Renowned author of the Horror Genre Ray Garton gave an interview with Deja News on April 27, 1999 discussing his experience with Ed and Lorraine Warren while he wrote a reputedly "non-fiction" book titled DARK PLACE: THE STORY OF A TRUE HAUNTING. The book is an account of the alleged haunting of the Snedeker family in Southington, Connecticut. Ray Garton discussed how during the process of developing the book he became increasingly frustrated, as the family could not keep their story straight, when he confronted Ed Warren about his frustrations Ed told him "not to worry", that the family was "crazy" and that "all the people who come to us are crazy. You think sane people would come to us?". Ed Warren also advised Ray to "just make the story up using whatever details [he] could incorporate into the book, and make it scary." Ray Garton was shocked, although he allegedly could not afford the legal fees required to back out of the contract, thus he begrudgingly wrote the book. Ray Garton also accuses Ed and Lorraine Warren of exploiting families for profit (via book and movie contracts) who believe they are victims of the supernatural, but in actuality are struggling with alcohol or drug abuse, as well as domestic abuse and mental illness. Ed and Lorraine Warren are also accused of fabricating their findings, as initially they claimed to investigate "ghosts" but after the huge success of The Exorcist (both the book and the movie) almost all their findings immediately changed to cases of "demonic possession".

The New England Society for Psychic was founded in 1952 and the goal at first was to simply investigate hauntings. Then, around 1965 the Warrens went into a home where remained the spirit of a little girl named Cynthia and they listened to the little child coming through a deep-trance medium and she was looking for her mother. Ed thought to himself, “This is horrible, this little child is earth-bound. She's looking for her mother constantly day in and day out. How do I help this child?”

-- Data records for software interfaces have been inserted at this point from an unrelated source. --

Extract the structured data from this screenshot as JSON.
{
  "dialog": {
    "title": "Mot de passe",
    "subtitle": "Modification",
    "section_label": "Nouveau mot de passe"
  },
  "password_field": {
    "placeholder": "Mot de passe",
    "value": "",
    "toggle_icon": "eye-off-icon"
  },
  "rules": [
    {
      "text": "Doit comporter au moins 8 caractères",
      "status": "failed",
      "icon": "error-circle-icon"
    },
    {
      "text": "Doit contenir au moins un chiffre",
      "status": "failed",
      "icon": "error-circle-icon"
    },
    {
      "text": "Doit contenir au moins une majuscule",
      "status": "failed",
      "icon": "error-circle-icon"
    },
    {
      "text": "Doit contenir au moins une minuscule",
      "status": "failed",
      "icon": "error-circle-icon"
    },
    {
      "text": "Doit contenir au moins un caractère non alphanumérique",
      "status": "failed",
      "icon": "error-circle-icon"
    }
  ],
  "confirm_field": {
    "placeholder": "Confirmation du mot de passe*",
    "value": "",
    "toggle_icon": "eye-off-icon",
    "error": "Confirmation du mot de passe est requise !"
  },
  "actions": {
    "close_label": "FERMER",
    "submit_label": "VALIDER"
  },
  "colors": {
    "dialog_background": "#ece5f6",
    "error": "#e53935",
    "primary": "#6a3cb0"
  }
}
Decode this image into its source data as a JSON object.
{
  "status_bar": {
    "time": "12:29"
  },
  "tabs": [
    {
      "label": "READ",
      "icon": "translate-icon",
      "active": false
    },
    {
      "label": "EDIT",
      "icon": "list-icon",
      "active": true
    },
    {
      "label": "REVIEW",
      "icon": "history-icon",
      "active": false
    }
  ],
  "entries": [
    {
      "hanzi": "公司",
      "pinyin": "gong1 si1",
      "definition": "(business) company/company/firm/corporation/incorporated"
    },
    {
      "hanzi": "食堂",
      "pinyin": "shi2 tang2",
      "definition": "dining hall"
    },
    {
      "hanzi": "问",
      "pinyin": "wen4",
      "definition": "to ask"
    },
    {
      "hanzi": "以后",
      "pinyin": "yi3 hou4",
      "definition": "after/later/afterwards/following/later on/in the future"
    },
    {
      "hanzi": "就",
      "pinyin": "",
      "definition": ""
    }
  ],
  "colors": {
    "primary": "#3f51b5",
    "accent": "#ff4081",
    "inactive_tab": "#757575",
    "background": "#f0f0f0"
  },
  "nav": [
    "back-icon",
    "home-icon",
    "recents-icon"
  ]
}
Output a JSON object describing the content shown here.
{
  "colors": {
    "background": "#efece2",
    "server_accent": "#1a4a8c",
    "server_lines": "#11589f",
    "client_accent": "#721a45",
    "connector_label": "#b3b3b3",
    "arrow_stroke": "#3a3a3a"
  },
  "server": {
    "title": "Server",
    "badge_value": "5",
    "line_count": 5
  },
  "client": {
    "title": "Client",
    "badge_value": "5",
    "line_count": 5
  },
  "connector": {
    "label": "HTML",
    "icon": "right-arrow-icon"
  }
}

It was no longer just experiencing the hauntings, now the Warrens wanted to help. The question arose as to where to get the knowledge to help anybody in spirit. The Warrens decided the logical course of action was to turn towards the Catholic Church. The results of their interviews and investigations helped form the basis of the N.E.S.P.R. The Warrens believed that the combination of both scientific and spiritual methods were necessary to properly investigate and resolve cases. The N.E.S.P.R. utilizes a variety of individuals as a result, including medical doctors, researchers, police officers, nurses, college student and house wives, all of whom work as volunteers. The N.E.S.P.R. works on a non-profit basis.